• DIRECTIONS:
Hunt through the entries for the word "Acrobat" and copy each line in which it appears.

• PROVIDED ENTRIES:
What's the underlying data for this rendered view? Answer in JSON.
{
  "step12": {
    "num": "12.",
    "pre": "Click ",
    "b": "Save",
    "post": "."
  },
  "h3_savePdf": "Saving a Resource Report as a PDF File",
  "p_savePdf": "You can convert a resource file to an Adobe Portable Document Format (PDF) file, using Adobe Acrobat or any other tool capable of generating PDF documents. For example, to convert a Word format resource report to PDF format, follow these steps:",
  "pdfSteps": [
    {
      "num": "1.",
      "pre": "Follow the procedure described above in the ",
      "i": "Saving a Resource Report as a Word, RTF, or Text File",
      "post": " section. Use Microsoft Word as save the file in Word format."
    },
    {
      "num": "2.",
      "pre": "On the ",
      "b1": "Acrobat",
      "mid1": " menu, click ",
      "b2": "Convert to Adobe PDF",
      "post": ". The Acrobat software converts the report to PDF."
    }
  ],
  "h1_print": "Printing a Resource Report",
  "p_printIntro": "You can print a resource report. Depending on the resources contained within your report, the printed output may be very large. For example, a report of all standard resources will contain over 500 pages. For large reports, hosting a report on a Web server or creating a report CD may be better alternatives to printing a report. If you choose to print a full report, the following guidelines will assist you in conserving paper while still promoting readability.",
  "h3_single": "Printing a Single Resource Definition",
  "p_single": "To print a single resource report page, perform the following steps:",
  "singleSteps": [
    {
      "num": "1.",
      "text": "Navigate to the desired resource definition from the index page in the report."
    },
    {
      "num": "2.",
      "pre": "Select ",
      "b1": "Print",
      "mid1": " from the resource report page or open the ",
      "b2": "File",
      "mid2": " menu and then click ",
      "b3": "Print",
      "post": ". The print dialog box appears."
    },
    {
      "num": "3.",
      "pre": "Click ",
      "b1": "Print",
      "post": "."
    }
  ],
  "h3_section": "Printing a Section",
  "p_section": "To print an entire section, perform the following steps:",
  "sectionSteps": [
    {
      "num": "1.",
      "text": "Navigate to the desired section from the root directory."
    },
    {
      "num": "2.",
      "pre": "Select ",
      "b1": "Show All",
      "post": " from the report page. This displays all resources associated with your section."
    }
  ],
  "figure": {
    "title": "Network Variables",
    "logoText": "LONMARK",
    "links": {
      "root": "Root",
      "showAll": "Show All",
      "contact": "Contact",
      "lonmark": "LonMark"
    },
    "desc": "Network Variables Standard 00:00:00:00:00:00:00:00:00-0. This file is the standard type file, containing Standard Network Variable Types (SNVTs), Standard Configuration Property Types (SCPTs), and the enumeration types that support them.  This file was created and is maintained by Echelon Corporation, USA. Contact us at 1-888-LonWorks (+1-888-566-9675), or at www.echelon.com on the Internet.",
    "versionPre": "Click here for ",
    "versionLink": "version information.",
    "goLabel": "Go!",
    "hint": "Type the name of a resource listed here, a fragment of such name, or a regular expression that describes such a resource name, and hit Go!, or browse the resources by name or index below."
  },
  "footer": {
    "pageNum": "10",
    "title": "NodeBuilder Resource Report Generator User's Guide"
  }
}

• EXERCISE RESULT:
  "p_savePdf": "You can convert a resource file to an Adobe Portable Document Format (PDF) file, using Adobe Acrobat or any other tool capable of generating PDF documents. For example, to convert a Word format resource report to PDF format, follow these steps:",
      "b1": "Acrobat",
      "post": ". The Acrobat software converts the report to PDF."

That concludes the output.